_WHAT IS REQUIRED:_ From the entries that follow, extract each line holding the string "Files".

Dataset rows describing interfaces:

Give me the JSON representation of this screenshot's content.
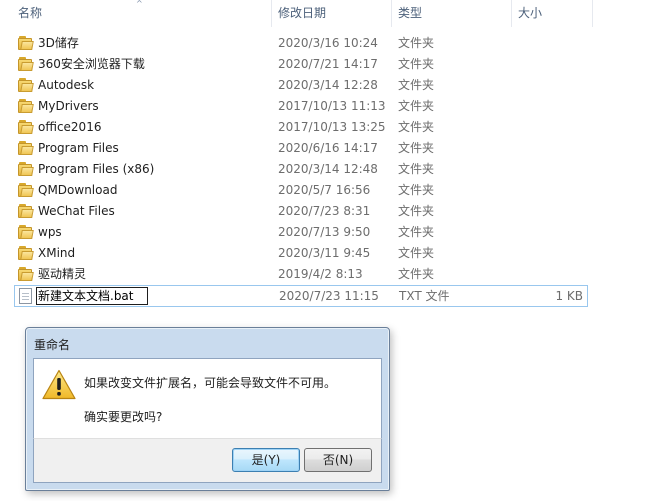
{
  "columns": {
    "name": "名称",
    "date": "修改日期",
    "type": "类型",
    "size": "大小"
  },
  "rows": [
    {
      "name": "3D储存",
      "date": "2020/3/16 10:24",
      "type": "文件夹",
      "size": "",
      "icon": "folder-icon"
    },
    {
      "name": "360安全浏览器下载",
      "date": "2020/7/21 14:17",
      "type": "文件夹",
      "size": "",
      "icon": "folder-icon"
    },
    {
      "name": "Autodesk",
      "date": "2020/3/14 12:28",
      "type": "文件夹",
      "size": "",
      "icon": "folder-icon"
    },
    {
      "name": "MyDrivers",
      "date": "2017/10/13 11:13",
      "type": "文件夹",
      "size": "",
      "icon": "folder-icon"
    },
    {
      "name": "office2016",
      "date": "2017/10/13 13:25",
      "type": "文件夹",
      "size": "",
      "icon": "folder-icon"
    },
    {
      "name": "Program Files",
      "date": "2020/6/16 14:17",
      "type": "文件夹",
      "size": "",
      "icon": "folder-icon"
    },
    {
      "name": "Program Files (x86)",
      "date": "2020/3/14 12:48",
      "type": "文件夹",
      "size": "",
      "icon": "folder-icon"
    },
    {
      "name": "QMDownload",
      "date": "2020/5/7 16:56",
      "type": "文件夹",
      "size": "",
      "icon": "folder-icon"
    },
    {
      "name": "WeChat Files",
      "date": "2020/7/23 8:31",
      "type": "文件夹",
      "size": "",
      "icon": "folder-icon"
    },
    {
      "name": "wps",
      "date": "2020/7/13 9:50",
      "type": "文件夹",
      "size": "",
      "icon": "folder-icon"
    },
    {
      "name": "XMind",
      "date": "2020/3/11 9:45",
      "type": "文件夹",
      "size": "",
      "icon": "folder-icon"
    },
    {
      "name": "驱动精灵",
      "date": "2019/4/2 8:13",
      "type": "文件夹",
      "size": "",
      "icon": "folder-icon"
    }
  ],
  "renaming_row": {
    "name": "新建文本文档.bat",
    "date": "2020/7/23 11:15",
    "type": "TXT 文件",
    "size": "1 KB",
    "icon": "text-file-icon"
  },
  "dialog": {
    "title": "重命名",
    "message": "如果改变文件扩展名，可能会导致文件不可用。",
    "question": "确实要更改吗?",
    "yes_label": "是(Y)",
    "no_label": "否(N)",
    "icon": "warning-icon"
  },
  "colors": {
    "selection_border": "#99c7ee",
    "dialog_frame": "#c9dbee",
    "header_text": "#4c607a"
  }
}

_RESPONSE:_
      "name": "Program Files",
      "name": "Program Files (x86)",
      "name": "WeChat Files",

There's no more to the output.